Records from a data source
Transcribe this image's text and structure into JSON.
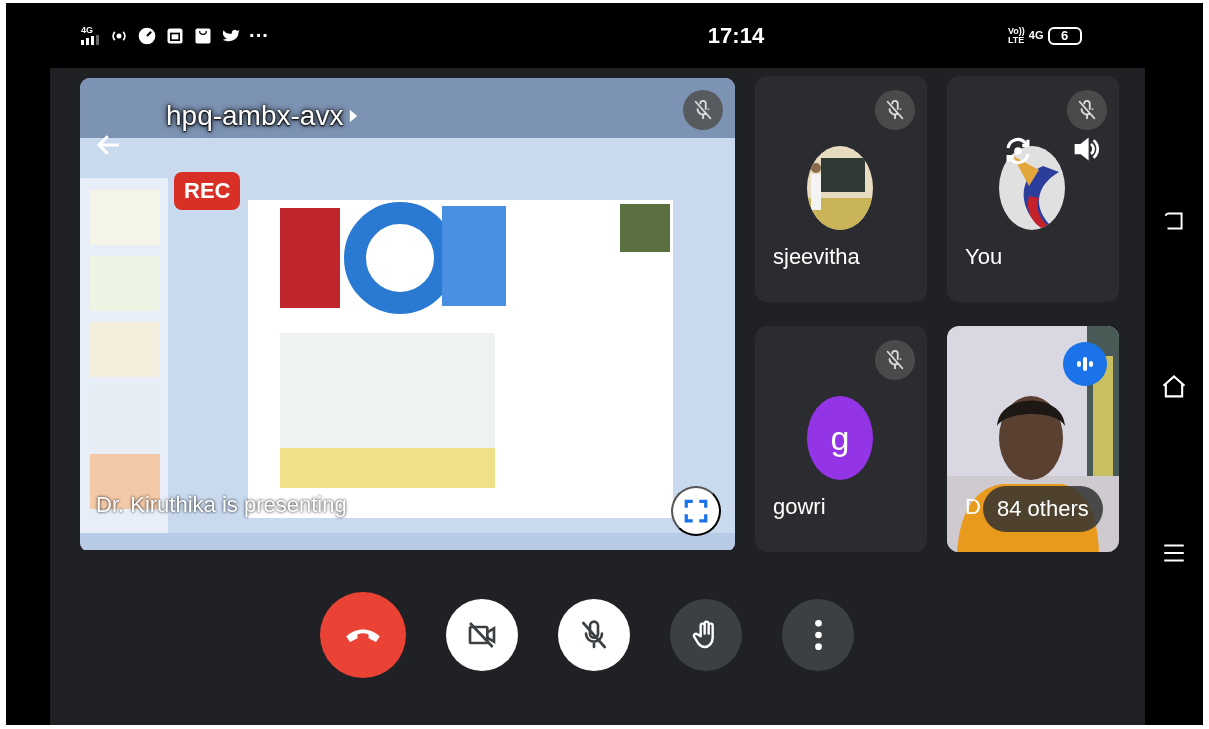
{
  "status_bar": {
    "network": "4G",
    "overflow": "···",
    "time": "17:14",
    "volte": "Vo))",
    "lte": "LTE",
    "network_right": "4G",
    "battery": "6"
  },
  "presentation": {
    "kind": "picture",
    "meeting_code": "hpq-ambx-avx",
    "recording": "REC",
    "presenter": "Dr. Kiruthika is presenting",
    "muted": true
  },
  "tiles": [
    {
      "kind": "avatar",
      "name": "sjeevitha",
      "muted": true
    },
    {
      "kind": "self",
      "name": "You",
      "muted": true
    },
    {
      "kind": "initial",
      "name": "gowri",
      "initial": "g",
      "color": "#9334e6",
      "muted": true
    },
    {
      "kind": "video",
      "name": "D",
      "speaking": true,
      "overlay": "84 others"
    }
  ],
  "controls": [
    {
      "kind": "end_call"
    },
    {
      "kind": "camera",
      "on": false
    },
    {
      "kind": "mic",
      "on": false
    },
    {
      "kind": "hand"
    },
    {
      "kind": "more"
    }
  ]
}
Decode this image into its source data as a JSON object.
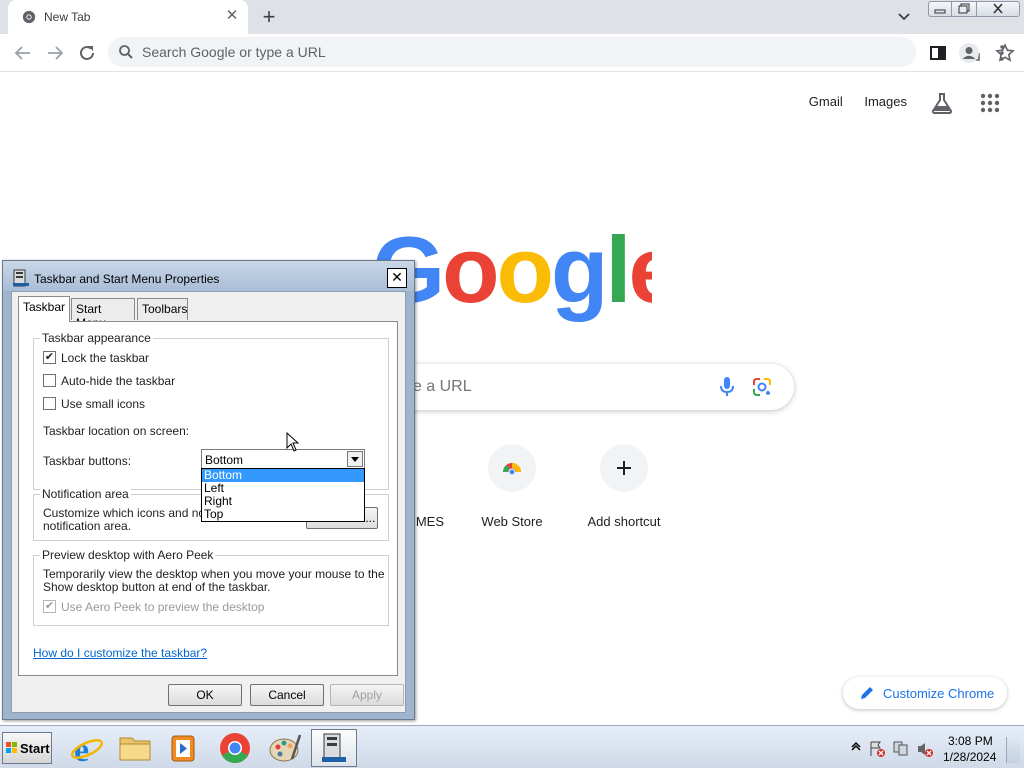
{
  "browser": {
    "tab_title": "New Tab",
    "omnibox_placeholder": "Search Google or type a URL"
  },
  "ntp": {
    "links": [
      "Gmail",
      "Images"
    ],
    "search_placeholder": "ype a URL",
    "shortcuts": [
      {
        "label": "MES",
        "icon": "globe-icon"
      },
      {
        "label": "Web Store",
        "icon": "webstore-icon"
      },
      {
        "label": "Add shortcut",
        "icon": "plus-icon"
      }
    ],
    "customize_label": "Customize Chrome"
  },
  "dialog": {
    "title": "Taskbar and Start Menu Properties",
    "tabs": [
      "Taskbar",
      "Start Menu",
      "Toolbars"
    ],
    "appearance": {
      "group_label": "Taskbar appearance",
      "lock_label": "Lock the taskbar",
      "lock_checked": true,
      "autohide_label": "Auto-hide the taskbar",
      "autohide_checked": false,
      "small_icons_label": "Use small icons",
      "small_icons_checked": false,
      "location_label": "Taskbar location on screen:",
      "location_value": "Bottom",
      "location_options": [
        "Bottom",
        "Left",
        "Right",
        "Top"
      ],
      "buttons_label": "Taskbar buttons:"
    },
    "notification": {
      "group_label": "Notification area",
      "line1": "Customize which icons and notifications appear in the",
      "line2": "notification area.",
      "customize_button": "Customize..."
    },
    "aero": {
      "group_label": "Preview desktop with Aero Peek",
      "line1": "Temporarily view the desktop when you move your mouse to the",
      "line2": "Show desktop button at end of the taskbar.",
      "checkbox_label": "Use Aero Peek to preview the desktop",
      "checkbox_checked": true,
      "checkbox_disabled": true
    },
    "help_link": "How do I customize the taskbar?",
    "ok_label": "OK",
    "cancel_label": "Cancel",
    "apply_label": "Apply"
  },
  "taskbar": {
    "start_label": "Start",
    "apps": [
      "internet-explorer-icon",
      "file-explorer-icon",
      "media-player-icon",
      "chrome-icon",
      "paint-icon",
      "taskbar-properties-icon"
    ],
    "clock_time": "3:08 PM",
    "clock_date": "1/28/2024"
  },
  "colors": {
    "google_blue": "#4285f4",
    "google_red": "#ea4335",
    "google_yellow": "#fbbc05",
    "google_green": "#34a853",
    "link_blue": "#1a73e8",
    "selection_blue": "#3399ff"
  }
}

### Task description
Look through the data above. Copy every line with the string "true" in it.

### Solution for this exercise
    "muted": true
      "muted": true
      "muted": true
      "muted": true
      "speaking": true,
      "lock_checked": true,
      "checkbox_checked": true,
      "checkbox_disabled": true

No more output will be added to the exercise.